- **WHAT THE TASK REQUIRES**
All records are to be printed again exactly as they appear.

[[ INFORMATION SUPPLIED open ]]

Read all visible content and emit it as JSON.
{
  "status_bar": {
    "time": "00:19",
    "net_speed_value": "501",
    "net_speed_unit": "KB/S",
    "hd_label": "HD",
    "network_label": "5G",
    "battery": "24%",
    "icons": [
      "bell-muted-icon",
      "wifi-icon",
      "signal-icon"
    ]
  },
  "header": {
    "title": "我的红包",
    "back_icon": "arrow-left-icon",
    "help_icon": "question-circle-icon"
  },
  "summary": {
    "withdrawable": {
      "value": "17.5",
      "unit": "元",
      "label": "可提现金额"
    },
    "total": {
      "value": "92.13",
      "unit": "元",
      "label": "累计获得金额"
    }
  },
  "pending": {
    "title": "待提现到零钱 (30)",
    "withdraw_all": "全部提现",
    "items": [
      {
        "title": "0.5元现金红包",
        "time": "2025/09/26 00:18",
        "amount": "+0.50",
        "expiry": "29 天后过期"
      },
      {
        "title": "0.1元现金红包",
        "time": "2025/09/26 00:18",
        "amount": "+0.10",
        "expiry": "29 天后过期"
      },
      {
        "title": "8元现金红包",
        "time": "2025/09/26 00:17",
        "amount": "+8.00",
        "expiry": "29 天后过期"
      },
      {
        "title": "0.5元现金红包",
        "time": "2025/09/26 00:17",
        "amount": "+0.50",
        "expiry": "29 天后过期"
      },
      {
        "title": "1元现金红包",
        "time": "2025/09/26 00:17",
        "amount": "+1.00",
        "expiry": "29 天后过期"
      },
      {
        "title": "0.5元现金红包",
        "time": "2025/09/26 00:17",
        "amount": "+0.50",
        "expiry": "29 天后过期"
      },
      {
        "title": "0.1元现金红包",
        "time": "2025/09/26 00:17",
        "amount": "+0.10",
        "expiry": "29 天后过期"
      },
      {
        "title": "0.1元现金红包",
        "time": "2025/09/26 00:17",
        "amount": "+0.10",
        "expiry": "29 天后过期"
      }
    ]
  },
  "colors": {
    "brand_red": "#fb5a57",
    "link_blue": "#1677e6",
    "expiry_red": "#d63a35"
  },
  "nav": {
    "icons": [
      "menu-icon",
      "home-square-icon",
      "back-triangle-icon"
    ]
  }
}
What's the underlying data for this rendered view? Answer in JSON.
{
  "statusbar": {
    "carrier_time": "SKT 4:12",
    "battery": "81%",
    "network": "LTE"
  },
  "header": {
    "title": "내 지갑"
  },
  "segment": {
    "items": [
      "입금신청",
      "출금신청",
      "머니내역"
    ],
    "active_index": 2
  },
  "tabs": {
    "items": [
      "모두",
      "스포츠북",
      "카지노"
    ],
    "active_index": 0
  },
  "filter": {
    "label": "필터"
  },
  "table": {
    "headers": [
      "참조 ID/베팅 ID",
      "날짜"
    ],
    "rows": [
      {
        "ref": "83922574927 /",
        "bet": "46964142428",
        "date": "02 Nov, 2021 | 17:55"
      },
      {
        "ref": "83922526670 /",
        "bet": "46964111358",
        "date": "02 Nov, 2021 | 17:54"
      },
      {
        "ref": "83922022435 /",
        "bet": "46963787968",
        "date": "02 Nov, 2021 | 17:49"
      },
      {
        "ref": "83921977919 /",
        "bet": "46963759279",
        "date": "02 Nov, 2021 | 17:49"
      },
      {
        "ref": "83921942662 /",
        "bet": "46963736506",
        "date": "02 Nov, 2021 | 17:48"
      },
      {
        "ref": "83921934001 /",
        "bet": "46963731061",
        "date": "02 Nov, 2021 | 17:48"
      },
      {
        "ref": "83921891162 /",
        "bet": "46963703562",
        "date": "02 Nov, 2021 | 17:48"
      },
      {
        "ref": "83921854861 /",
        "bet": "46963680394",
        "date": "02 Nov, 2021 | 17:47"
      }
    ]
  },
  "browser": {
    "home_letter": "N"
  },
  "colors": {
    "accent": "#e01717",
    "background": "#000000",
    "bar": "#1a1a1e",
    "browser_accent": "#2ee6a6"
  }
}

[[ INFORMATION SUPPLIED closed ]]

- **TASK OUTPUT**
Read all visible content and emit it as JSON.
{
  "status_bar": {
    "time": "00:19",
    "net_speed_value": "501",
    "net_speed_unit": "KB/S",
    "hd_label": "HD",
    "network_label": "5G",
    "battery": "24%",
    "icons": [
      "bell-muted-icon",
      "wifi-icon",
      "signal-icon"
    ]
  },
  "header": {
    "title": "我的红包",
    "back_icon": "arrow-left-icon",
    "help_icon": "question-circle-icon"
  },
  "summary": {
    "withdrawable": {
      "value": "17.5",
      "unit": "元",
      "label": "可提现金额"
    },
    "total": {
      "value": "92.13",
      "unit": "元",
      "label": "累计获得金额"
    }
  },
  "pending": {
    "title": "待提现到零钱 (30)",
    "withdraw_all": "全部提现",
    "items": [
      {
        "title": "0.5元现金红包",
        "time": "2025/09/26 00:18",
        "amount": "+0.50",
        "expiry": "29 天后过期"
      },
      {
        "title": "0.1元现金红包",
        "time": "2025/09/26 00:18",
        "amount": "+0.10",
        "expiry": "29 天后过期"
      },
      {
        "title": "8元现金红包",
        "time": "2025/09/26 00:17",
        "amount": "+8.00",
        "expiry": "29 天后过期"
      },
      {
        "title": "0.5元现金红包",
        "time": "2025/09/26 00:17",
        "amount": "+0.50",
        "expiry": "29 天后过期"
      },
      {
        "title": "1元现金红包",
        "time": "2025/09/26 00:17",
        "amount": "+1.00",
        "expiry": "29 天后过期"
      },
      {
        "title": "0.5元现金红包",
        "time": "2025/09/26 00:17",
        "amount": "+0.50",
        "expiry": "29 天后过期"
      },
      {
        "title": "0.1元现金红包",
        "time": "2025/09/26 00:17",
        "amount": "+0.10",
        "expiry": "29 天后过期"
      },
      {
        "title": "0.1元现金红包",
        "time": "2025/09/26 00:17",
        "amount": "+0.10",
        "expiry": "29 天后过期"
      }
    ]
  },
  "colors": {
    "brand_red": "#fb5a57",
    "link_blue": "#1677e6",
    "expiry_red": "#d63a35"
  },
  "nav": {
    "icons": [
      "menu-icon",
      "home-square-icon",
      "back-triangle-icon"
    ]
  }
}
What's the underlying data for this rendered view? Answer in JSON.
{
  "statusbar": {
    "carrier_time": "SKT 4:12",
    "battery": "81%",
    "network": "LTE"
  },
  "header": {
    "title": "내 지갑"
  },
  "segment": {
    "items": [
      "입금신청",
      "출금신청",
      "머니내역"
    ],
    "active_index": 2
  },
  "tabs": {
    "items": [
      "모두",
      "스포츠북",
      "카지노"
    ],
    "active_index": 0
  },
  "filter": {
    "label": "필터"
  },
  "table": {
    "headers": [
      "참조 ID/베팅 ID",
      "날짜"
    ],
    "rows": [
      {
        "ref": "83922574927 /",
        "bet": "46964142428",
        "date": "02 Nov, 2021 | 17:55"
      },
      {
        "ref": "83922526670 /",
        "bet": "46964111358",
        "date": "02 Nov, 2021 | 17:54"
      },
      {
        "ref": "83922022435 /",
        "bet": "46963787968",
        "date": "02 Nov, 2021 | 17:49"
      },
      {
        "ref": "83921977919 /",
        "bet": "46963759279",
        "date": "02 Nov, 2021 | 17:49"
      },
      {
        "ref": "83921942662 /",
        "bet": "46963736506",
        "date": "02 Nov, 2021 | 17:48"
      },
      {
        "ref": "83921934001 /",
        "bet": "46963731061",
        "date": "02 Nov, 2021 | 17:48"
      },
      {
        "ref": "83921891162 /",
        "bet": "46963703562",
        "date": "02 Nov, 2021 | 17:48"
      },
      {
        "ref": "83921854861 /",
        "bet": "46963680394",
        "date": "02 Nov, 2021 | 17:47"
      }
    ]
  },
  "browser": {
    "home_letter": "N"
  },
  "colors": {
    "accent": "#e01717",
    "background": "#000000",
    "bar": "#1a1a1e",
    "browser_accent": "#2ee6a6"
  }
}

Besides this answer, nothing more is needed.